Maybe you've noticed that high school senior on your block standing by the mailbox, waiting nervously, looking for all the world as if his Rolling Stone was two days late. It's worse than that. It's the time of year when colleges finally end the suspense with a thumbs-up or thumbs-down on a few million applications. That's the end of the story. We're going to start at the beginning of the process, as told by one applicant, Angie Littwin, a senior at Dulaney High School in Timonium. Her father, Sun sports columnist Mike Littwin, couldn't resist a few insights of his own.
What's your most humorous experience in the last six months involving trigonometric identities and lawn mowers?
If you could have dinner with any circus animal, living, dead or fictional, what appetizer would you serve?
Are you with me so far? If not, let me explain. I am sitting here writing an essay about the tortuous process of writing college essays. I'm an expert. In the just-completed college-essay season, I wrote 15. I can't believe I'm sitting here on my bed again, with my favorite pen and several sheets of blood-sweat-and-tear-stained paper, waiting for inspiration.
Why am I doing this? Either I'm a masochist, or I'm doing it for the benefit of future high school seniors.
I guess I should start with the beginning.

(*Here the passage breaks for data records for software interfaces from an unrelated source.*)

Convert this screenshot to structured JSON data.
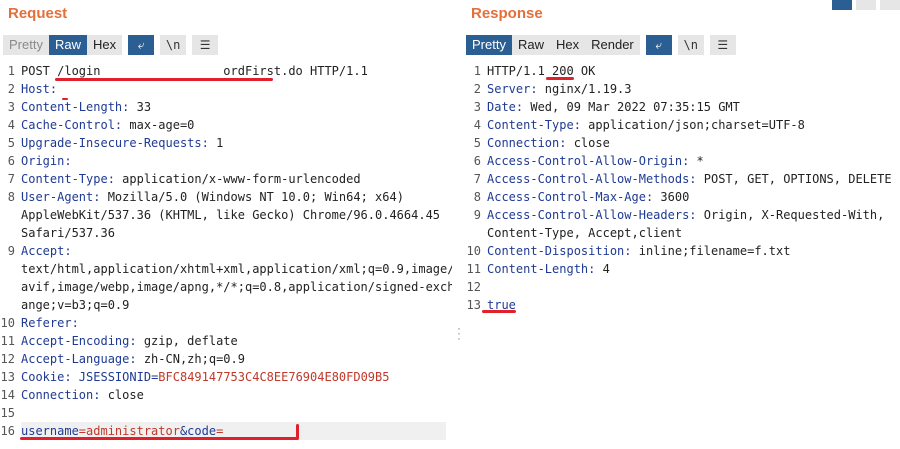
{
  "request": {
    "title": "Request",
    "tabs": [
      "Pretty",
      "Raw",
      "Hex"
    ],
    "active_tab": "Raw",
    "icons": [
      "wrap-icon",
      "newline-icon",
      "menu-icon"
    ],
    "icon_text": {
      "newline": "\\n",
      "menu": "☰",
      "wrap": "⤶"
    },
    "lines": [
      {
        "n": "1",
        "segments": [
          {
            "t": "POST "
          },
          {
            "t": "/login                 ordFirst.do"
          },
          {
            "t": " HTTP/1.1"
          }
        ]
      },
      {
        "n": "2",
        "segments": [
          {
            "t": "Host:",
            "k": true
          }
        ]
      },
      {
        "n": "3",
        "segments": [
          {
            "t": "Content-Length:",
            "k": true
          },
          {
            "t": " 33"
          }
        ]
      },
      {
        "n": "4",
        "segments": [
          {
            "t": "Cache-Control:",
            "k": true
          },
          {
            "t": " max-age=0"
          }
        ]
      },
      {
        "n": "5",
        "segments": [
          {
            "t": "Upgrade-Insecure-Requests:",
            "k": true
          },
          {
            "t": " 1"
          }
        ]
      },
      {
        "n": "6",
        "segments": [
          {
            "t": "Origin:",
            "k": true
          }
        ]
      },
      {
        "n": "7",
        "segments": [
          {
            "t": "Content-Type:",
            "k": true
          },
          {
            "t": " application/x-www-form-urlencoded"
          }
        ]
      },
      {
        "n": "8",
        "segments": [
          {
            "t": "User-Agent:",
            "k": true
          },
          {
            "t": " Mozilla/5.0 (Windows NT 10.0; Win64; x64)"
          }
        ]
      },
      {
        "n": "",
        "segments": [
          {
            "t": "AppleWebKit/537.36 (KHTML, like Gecko) Chrome/96.0.4664.45"
          }
        ]
      },
      {
        "n": "",
        "segments": [
          {
            "t": "Safari/537.36"
          }
        ]
      },
      {
        "n": "9",
        "segments": [
          {
            "t": "Accept:",
            "k": true
          }
        ]
      },
      {
        "n": "",
        "segments": [
          {
            "t": "text/html,application/xhtml+xml,application/xml;q=0.9,image/"
          }
        ]
      },
      {
        "n": "",
        "segments": [
          {
            "t": "avif,image/webp,image/apng,*/*;q=0.8,application/signed-exch"
          }
        ]
      },
      {
        "n": "",
        "segments": [
          {
            "t": "ange;v=b3;q=0.9"
          }
        ]
      },
      {
        "n": "10",
        "segments": [
          {
            "t": "Referer:",
            "k": true
          }
        ]
      },
      {
        "n": "11",
        "segments": [
          {
            "t": "Accept-Encoding:",
            "k": true
          },
          {
            "t": " gzip, deflate"
          }
        ]
      },
      {
        "n": "12",
        "segments": [
          {
            "t": "Accept-Language:",
            "k": true
          },
          {
            "t": " zh-CN,zh;q=0.9"
          }
        ]
      },
      {
        "n": "13",
        "segments": [
          {
            "t": "Cookie:",
            "k": true
          },
          {
            "t": " JSESSIONID",
            "k": true
          },
          {
            "t": "=",
            "k": true
          },
          {
            "t": "BFC849147753C4C8EE76904E80FD09B5",
            "red": true
          }
        ]
      },
      {
        "n": "14",
        "segments": [
          {
            "t": "Connection:",
            "k": true
          },
          {
            "t": " close"
          }
        ]
      },
      {
        "n": "15",
        "segments": []
      },
      {
        "n": "16",
        "segments": [
          {
            "t": "username",
            "k": true
          },
          {
            "t": "=",
            "red": true
          },
          {
            "t": "administrator",
            "red": true
          },
          {
            "t": "&code",
            "k": true
          },
          {
            "t": "=",
            "red": true
          }
        ],
        "highlight": true
      }
    ]
  },
  "response": {
    "title": "Response",
    "tabs": [
      "Pretty",
      "Raw",
      "Hex",
      "Render"
    ],
    "active_tab": "Pretty",
    "icons": [
      "wrap-icon",
      "newline-icon",
      "menu-icon"
    ],
    "icon_text": {
      "newline": "\\n",
      "menu": "☰",
      "wrap": "⤶"
    },
    "lines": [
      {
        "n": "1",
        "segments": [
          {
            "t": "HTTP/1.1 200 OK"
          }
        ]
      },
      {
        "n": "2",
        "segments": [
          {
            "t": "Server:",
            "k": true
          },
          {
            "t": " nginx/1.19.3"
          }
        ]
      },
      {
        "n": "3",
        "segments": [
          {
            "t": "Date:",
            "k": true
          },
          {
            "t": " Wed, 09 Mar 2022 07:35:15 GMT"
          }
        ]
      },
      {
        "n": "4",
        "segments": [
          {
            "t": "Content-Type:",
            "k": true
          },
          {
            "t": " application/json;charset=UTF-8"
          }
        ]
      },
      {
        "n": "5",
        "segments": [
          {
            "t": "Connection:",
            "k": true
          },
          {
            "t": " close"
          }
        ]
      },
      {
        "n": "6",
        "segments": [
          {
            "t": "Access-Control-Allow-Origin:",
            "k": true
          },
          {
            "t": " *"
          }
        ]
      },
      {
        "n": "7",
        "segments": [
          {
            "t": "Access-Control-Allow-Methods:",
            "k": true
          },
          {
            "t": " POST, GET, OPTIONS, DELETE"
          }
        ]
      },
      {
        "n": "8",
        "segments": [
          {
            "t": "Access-Control-Max-Age:",
            "k": true
          },
          {
            "t": " 3600"
          }
        ]
      },
      {
        "n": "9",
        "segments": [
          {
            "t": "Access-Control-Allow-Headers:",
            "k": true
          },
          {
            "t": " Origin, X-Requested-With,"
          }
        ]
      },
      {
        "n": "",
        "segments": [
          {
            "t": "Content-Type, Accept,client"
          }
        ]
      },
      {
        "n": "10",
        "segments": [
          {
            "t": "Content-Disposition:",
            "k": true
          },
          {
            "t": " inline;filename=f.txt"
          }
        ]
      },
      {
        "n": "11",
        "segments": [
          {
            "t": "Content-Length:",
            "k": true
          },
          {
            "t": " 4"
          }
        ]
      },
      {
        "n": "12",
        "segments": []
      },
      {
        "n": "13",
        "segments": [
          {
            "t": "true",
            "k": true
          }
        ]
      }
    ]
  },
  "colors": {
    "title": "#e36f3a",
    "active_tab": "#2b5f93",
    "header_key": "#1f3a93",
    "cookie_value": "#c0392b",
    "annotation": "#e0202a"
  }
}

It all started back in the 10th grade when I took the PSATs (a test designed to whet your appetite for the three-hour SAT extravaganza to come). I foolishly filled in the "Yes" oval to the question: "Do you want your scores sent to colleges so they can send you information?" The College Board kept its word, and come spring, my mailbox overflowed with sincere form letters informing me that my scores indicated that I, too, could be among the college students featured smiling and studying underneath trees and on steps in the brochures.
By the way, when I later visited the colleges, I sought out trees and staircases and never found a single student smiling and studying simultaneously. My friend and I considered offering our services to pose studying on the steps.
Midway through the 11th grade, it occurred to me that this wasn't all a Postal Service joke and that I should sit down and figure out what I was going to do about my higher education. So, I bought two books, one put out by the Yale Daily News and the other by Lisa Birnbach. They gave all the important statistics and a write-up to capture the feel of the individual college. I decided on my criteria -- a small-to-medium-sized liberal arts school, with a diverse population and a good English department -- and began to read.
I picked up a few interesting facts, including the American
college experience's best-kept secret . . . nobody dates. I swear I'm not making this up. In the books' sections on the dating scene, it was reported that nobody dates at any of the schools. I don't know what high schools these people came from. It leaves me with one question: What do they do? Apparently, dating in groups is acceptable. There is one exception, Brigham Young. Students don't have coed dorms, they can't smoke or even drink coffee, and premarital sex is highly discouraged. But they do date.
By reading these books, I was able to narrow my college choices to about 20. Now I was ready to begin the next phase, college tours.
Over the spring break of my junior year, my parents, a friend and I set off across America to see what we could see of higher education. The idea sounds good in theory. We planned to take the college tour, spend the night in a dorm and figure out what makes each college distinctive. It wasn't quite that simple.
This particular year Maryland and New York public schools had their spring breaks the same week. At every college, they seemed stunned and ill-prepared for the number of people who showed up. We would be herded into a small room where there were invariably never enough chairs, and we listened to what seemed like the same speech over and over again. It went like this: The school had recently relaxed its core-curriculum requirements; I could design my own major if I so desired; the foreign language departments were so unique they even offered Swahili (Swahili, every time). One parent would ask about college campus safety, and we would be told about the escort systems that are unique to every college. Another parent would ask about advanced-placement credit. If it was a large college, a parent would ask about class size; a small one, resources. The parents asked many more questions than the students.